TASK INSTRUCTIONS ▸ Write out all of the records exactly once more and skip the images.

THE DATA ▸
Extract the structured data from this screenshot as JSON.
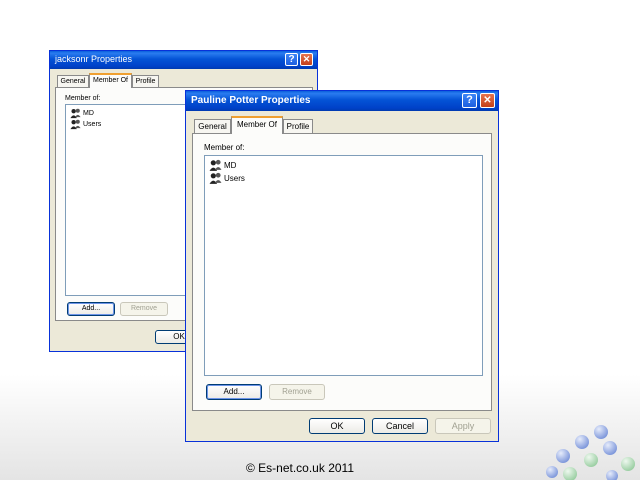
{
  "back_window": {
    "title": "jacksonr Properties",
    "help_glyph": "?",
    "close_glyph": "✕",
    "tabs": [
      {
        "label": "General",
        "active": false
      },
      {
        "label": "Member Of",
        "active": true
      },
      {
        "label": "Profile",
        "active": false
      }
    ],
    "member_of_label": "Member of:",
    "members": [
      {
        "name": "MD",
        "icon": "group-icon"
      },
      {
        "name": "Users",
        "icon": "group-icon"
      }
    ],
    "add_button": "Add...",
    "remove_button": "Remove",
    "ok_button": "OK"
  },
  "front_window": {
    "title": "Pauline Potter Properties",
    "help_glyph": "?",
    "close_glyph": "✕",
    "tabs": [
      {
        "label": "General",
        "active": false
      },
      {
        "label": "Member Of",
        "active": true
      },
      {
        "label": "Profile",
        "active": false
      }
    ],
    "member_of_label": "Member of:",
    "members": [
      {
        "name": "MD",
        "icon": "group-icon"
      },
      {
        "name": "Users",
        "icon": "group-icon"
      }
    ],
    "add_button": "Add...",
    "remove_button": "Remove",
    "ok_button": "OK",
    "cancel_button": "Cancel",
    "apply_button": "Apply"
  },
  "footer": {
    "copyright": "© Es-net.co.uk 2011"
  },
  "colors": {
    "titlebar": "#0453d6",
    "dialog_bg": "#ece9d8",
    "close_button": "#c4401a",
    "active_tab_accent": "#f0a030",
    "decoration_blue": "#8fa6e0",
    "decoration_green": "#a8d8b0"
  }
}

REPLY ▸
Extract the structured data from this screenshot as JSON.
{
  "back_window": {
    "title": "jacksonr Properties",
    "help_glyph": "?",
    "close_glyph": "✕",
    "tabs": [
      {
        "label": "General",
        "active": false
      },
      {
        "label": "Member Of",
        "active": true
      },
      {
        "label": "Profile",
        "active": false
      }
    ],
    "member_of_label": "Member of:",
    "members": [
      {
        "name": "MD",
        "icon": "group-icon"
      },
      {
        "name": "Users",
        "icon": "group-icon"
      }
    ],
    "add_button": "Add...",
    "remove_button": "Remove",
    "ok_button": "OK"
  },
  "front_window": {
    "title": "Pauline Potter Properties",
    "help_glyph": "?",
    "close_glyph": "✕",
    "tabs": [
      {
        "label": "General",
        "active": false
      },
      {
        "label": "Member Of",
        "active": true
      },
      {
        "label": "Profile",
        "active": false
      }
    ],
    "member_of_label": "Member of:",
    "members": [
      {
        "name": "MD",
        "icon": "group-icon"
      },
      {
        "name": "Users",
        "icon": "group-icon"
      }
    ],
    "add_button": "Add...",
    "remove_button": "Remove",
    "ok_button": "OK",
    "cancel_button": "Cancel",
    "apply_button": "Apply"
  },
  "footer": {
    "copyright": "© Es-net.co.uk 2011"
  },
  "colors": {
    "titlebar": "#0453d6",
    "dialog_bg": "#ece9d8",
    "close_button": "#c4401a",
    "active_tab_accent": "#f0a030",
    "decoration_blue": "#8fa6e0",
    "decoration_green": "#a8d8b0"
  }
}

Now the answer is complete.